High-rise buildings are designed and constructed to withstand normal fires. Modern structures are built with fire-resistant walls between units and equipped with sprinkler systems to help stop fire from spreading.

Despite those safeguards, residents of high-rise buildings are still at risk from fire, smoke and toxic fumes and need to familiarize themselves with their building's safety features as well as develop a fire safety plan for emergencies.

Have an escape plan

  • Make sure everyone in your home knows what to do and where to go in a fire.
  • Know the location of all fire exits and stairwells in your building.
  • Make sure everyone knows where the fire alarm boxes are.
  • Encourage and participate in building fire drills.
  • Make sure doors to stairways and fire escapes aren't blocked or locked.
  • Check regularly to see that you can open doors from both sides.

Install smoke detectors

  • Install smoke detectors outside sleeping areas on every level of your home.
  • Test them once a month and change batteries twice a year when you change your clocks.

Call 911

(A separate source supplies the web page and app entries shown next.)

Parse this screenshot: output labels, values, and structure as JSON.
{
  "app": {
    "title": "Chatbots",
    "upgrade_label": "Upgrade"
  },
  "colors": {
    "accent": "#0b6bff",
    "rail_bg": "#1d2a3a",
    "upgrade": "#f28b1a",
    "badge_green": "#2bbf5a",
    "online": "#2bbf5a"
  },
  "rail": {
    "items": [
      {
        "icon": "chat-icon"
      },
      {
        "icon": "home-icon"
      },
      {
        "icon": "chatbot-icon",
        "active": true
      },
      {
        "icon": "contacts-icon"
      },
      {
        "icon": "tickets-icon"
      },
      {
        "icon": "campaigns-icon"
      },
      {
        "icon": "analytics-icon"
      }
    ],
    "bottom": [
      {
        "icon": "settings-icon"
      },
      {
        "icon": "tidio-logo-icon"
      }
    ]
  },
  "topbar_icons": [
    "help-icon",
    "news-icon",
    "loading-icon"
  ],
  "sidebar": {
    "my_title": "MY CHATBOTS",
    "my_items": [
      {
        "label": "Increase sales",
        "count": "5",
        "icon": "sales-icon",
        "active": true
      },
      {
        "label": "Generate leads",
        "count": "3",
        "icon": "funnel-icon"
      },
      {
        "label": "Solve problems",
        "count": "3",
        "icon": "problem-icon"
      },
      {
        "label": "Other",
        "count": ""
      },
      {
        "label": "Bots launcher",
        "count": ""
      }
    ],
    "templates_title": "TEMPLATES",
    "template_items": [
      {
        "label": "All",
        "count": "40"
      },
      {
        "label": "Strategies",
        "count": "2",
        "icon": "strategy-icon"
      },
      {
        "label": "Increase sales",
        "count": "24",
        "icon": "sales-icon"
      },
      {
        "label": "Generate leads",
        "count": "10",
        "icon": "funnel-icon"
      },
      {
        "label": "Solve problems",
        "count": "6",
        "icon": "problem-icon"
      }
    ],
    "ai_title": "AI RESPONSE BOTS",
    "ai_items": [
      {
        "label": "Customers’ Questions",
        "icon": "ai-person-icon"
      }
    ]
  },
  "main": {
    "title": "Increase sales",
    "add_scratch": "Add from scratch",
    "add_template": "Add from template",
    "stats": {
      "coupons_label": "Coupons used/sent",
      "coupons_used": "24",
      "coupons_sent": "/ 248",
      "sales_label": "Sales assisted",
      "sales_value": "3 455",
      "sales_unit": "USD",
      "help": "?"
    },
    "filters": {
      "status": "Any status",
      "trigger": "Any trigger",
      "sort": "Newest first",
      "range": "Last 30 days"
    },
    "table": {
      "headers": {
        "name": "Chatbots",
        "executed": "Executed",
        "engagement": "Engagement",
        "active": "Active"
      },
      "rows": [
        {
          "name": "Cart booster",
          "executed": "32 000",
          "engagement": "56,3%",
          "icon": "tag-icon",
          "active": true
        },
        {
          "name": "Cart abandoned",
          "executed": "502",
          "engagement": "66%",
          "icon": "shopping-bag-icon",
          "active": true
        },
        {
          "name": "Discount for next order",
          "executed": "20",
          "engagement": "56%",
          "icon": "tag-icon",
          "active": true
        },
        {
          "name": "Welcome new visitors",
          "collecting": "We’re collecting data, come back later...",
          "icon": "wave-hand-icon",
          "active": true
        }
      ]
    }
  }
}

  • Call 911 to report a fire in your high-rise building even if you think someone else may have already called.
  • Make sure everyone in your home knows about the fire and is evacuating the building.
  • Alert your neighbors by banging on their doors on your way out.
  • Set off the hallway fire alarm, if there is one.
  • Use the stairs to escape, not the elevator, because you may become trapped inside.
  • Before opening doors, check them with the back of your hand to see if they are warm. If so, do not open them because the fire is on the other side.
  • Don't delay for valuables.
  • Don't go back inside, even for pets, once you're out until a fire department official gives the all clear.

If your escape routes are blocked

  • Put damp towels, cushions or bedding around the bottom of the door and tape around the edges or stuff material into the crack between the door and the frame to keep out smoke.
  • Close any vents and cover them with material or tape.
  • Move everyone into one room, preferably one with a window that opens and a phone or cell phone.
  • Call 911 to report that you are trapped and give your location.
  • Open the window and wave a sheet or a towel so firefighters will know you are there.
  • If your door becomes hot, wet it down.
  • Do not open the door to investigate the fire.

For more information on high-rise safety for residents, visit the U.S. Fire Administration site at: http://www.usfa.dhs.gov/safety/atrisk/high-rise/high-rise.shtm